#### [WHAT IS NEEDED]
For the data below, the lines that hold "Network" should be counted; only the resulting number is expected.
..............................
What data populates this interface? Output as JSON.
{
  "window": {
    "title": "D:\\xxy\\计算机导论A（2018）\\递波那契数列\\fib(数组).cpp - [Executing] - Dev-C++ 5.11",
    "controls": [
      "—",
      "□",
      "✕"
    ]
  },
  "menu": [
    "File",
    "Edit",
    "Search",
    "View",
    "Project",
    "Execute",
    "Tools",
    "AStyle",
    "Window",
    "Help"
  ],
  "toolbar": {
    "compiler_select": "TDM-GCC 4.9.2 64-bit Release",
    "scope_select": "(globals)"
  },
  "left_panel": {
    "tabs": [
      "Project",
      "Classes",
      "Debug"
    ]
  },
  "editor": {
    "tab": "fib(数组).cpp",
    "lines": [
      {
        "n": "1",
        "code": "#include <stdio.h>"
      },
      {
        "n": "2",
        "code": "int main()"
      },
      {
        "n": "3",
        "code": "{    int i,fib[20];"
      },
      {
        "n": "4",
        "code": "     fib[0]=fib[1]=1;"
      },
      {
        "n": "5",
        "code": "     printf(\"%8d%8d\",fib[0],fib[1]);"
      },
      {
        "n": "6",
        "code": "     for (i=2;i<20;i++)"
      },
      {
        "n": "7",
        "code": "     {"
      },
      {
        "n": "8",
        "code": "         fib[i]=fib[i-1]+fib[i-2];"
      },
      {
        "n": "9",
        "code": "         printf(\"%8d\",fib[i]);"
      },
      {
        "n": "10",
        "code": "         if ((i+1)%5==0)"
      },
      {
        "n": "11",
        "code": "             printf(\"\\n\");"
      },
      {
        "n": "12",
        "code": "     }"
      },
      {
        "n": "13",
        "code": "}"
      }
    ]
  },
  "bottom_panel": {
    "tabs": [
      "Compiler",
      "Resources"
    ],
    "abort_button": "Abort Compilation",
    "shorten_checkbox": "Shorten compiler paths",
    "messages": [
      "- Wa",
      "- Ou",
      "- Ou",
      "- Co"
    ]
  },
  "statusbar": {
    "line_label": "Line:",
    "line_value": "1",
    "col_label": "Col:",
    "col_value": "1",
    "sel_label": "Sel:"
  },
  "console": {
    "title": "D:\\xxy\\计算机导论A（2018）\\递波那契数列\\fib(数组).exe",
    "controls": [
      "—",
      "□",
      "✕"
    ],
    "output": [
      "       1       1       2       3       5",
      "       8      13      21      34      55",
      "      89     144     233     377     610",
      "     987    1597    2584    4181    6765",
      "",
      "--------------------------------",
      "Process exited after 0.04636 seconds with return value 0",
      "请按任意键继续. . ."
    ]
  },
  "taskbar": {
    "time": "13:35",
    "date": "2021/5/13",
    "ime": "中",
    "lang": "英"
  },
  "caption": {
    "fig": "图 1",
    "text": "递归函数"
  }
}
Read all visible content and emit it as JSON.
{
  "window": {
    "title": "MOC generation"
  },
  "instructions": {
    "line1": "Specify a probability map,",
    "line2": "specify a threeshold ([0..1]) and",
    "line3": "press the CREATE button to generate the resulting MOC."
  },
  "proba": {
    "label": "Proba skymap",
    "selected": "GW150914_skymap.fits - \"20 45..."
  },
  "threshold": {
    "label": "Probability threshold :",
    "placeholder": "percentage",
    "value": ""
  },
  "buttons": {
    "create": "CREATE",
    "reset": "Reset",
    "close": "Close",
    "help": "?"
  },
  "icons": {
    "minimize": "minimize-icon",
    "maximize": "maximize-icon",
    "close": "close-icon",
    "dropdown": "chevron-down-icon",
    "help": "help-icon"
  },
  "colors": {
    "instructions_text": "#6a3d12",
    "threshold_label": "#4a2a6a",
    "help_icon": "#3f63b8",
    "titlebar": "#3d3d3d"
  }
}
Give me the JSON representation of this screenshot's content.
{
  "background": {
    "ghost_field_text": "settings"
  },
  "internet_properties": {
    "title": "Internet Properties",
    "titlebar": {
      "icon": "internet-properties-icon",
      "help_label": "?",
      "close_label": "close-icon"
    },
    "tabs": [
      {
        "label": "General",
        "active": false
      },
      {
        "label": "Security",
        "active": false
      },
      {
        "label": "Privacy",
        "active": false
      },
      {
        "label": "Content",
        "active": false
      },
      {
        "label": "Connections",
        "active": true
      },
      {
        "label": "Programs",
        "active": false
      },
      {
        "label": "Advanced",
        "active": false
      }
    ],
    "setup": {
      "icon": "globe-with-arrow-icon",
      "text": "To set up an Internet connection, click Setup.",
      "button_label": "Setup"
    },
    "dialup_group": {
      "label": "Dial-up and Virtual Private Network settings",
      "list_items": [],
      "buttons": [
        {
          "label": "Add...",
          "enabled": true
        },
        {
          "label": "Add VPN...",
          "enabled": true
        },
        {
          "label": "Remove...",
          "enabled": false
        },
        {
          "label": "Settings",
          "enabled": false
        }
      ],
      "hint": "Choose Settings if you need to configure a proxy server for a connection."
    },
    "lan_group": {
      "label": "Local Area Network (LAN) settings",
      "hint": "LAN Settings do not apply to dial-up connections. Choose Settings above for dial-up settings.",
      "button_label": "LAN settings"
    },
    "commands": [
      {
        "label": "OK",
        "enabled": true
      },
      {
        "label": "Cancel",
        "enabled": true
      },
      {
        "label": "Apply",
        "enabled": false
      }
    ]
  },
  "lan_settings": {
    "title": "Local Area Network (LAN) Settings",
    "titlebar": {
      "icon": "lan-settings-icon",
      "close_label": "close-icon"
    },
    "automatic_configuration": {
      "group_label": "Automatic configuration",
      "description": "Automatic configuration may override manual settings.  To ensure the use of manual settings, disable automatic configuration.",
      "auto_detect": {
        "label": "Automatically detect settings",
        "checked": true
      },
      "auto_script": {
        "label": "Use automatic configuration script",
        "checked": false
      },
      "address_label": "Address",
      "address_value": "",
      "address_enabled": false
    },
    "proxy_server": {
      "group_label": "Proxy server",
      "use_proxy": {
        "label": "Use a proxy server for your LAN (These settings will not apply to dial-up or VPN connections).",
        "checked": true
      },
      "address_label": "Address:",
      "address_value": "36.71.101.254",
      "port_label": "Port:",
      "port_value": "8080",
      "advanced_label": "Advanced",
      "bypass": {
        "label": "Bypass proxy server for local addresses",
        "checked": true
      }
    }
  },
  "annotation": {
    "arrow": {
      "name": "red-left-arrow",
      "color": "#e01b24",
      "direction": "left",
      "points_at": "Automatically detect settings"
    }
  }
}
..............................
#### [ANSWER]
3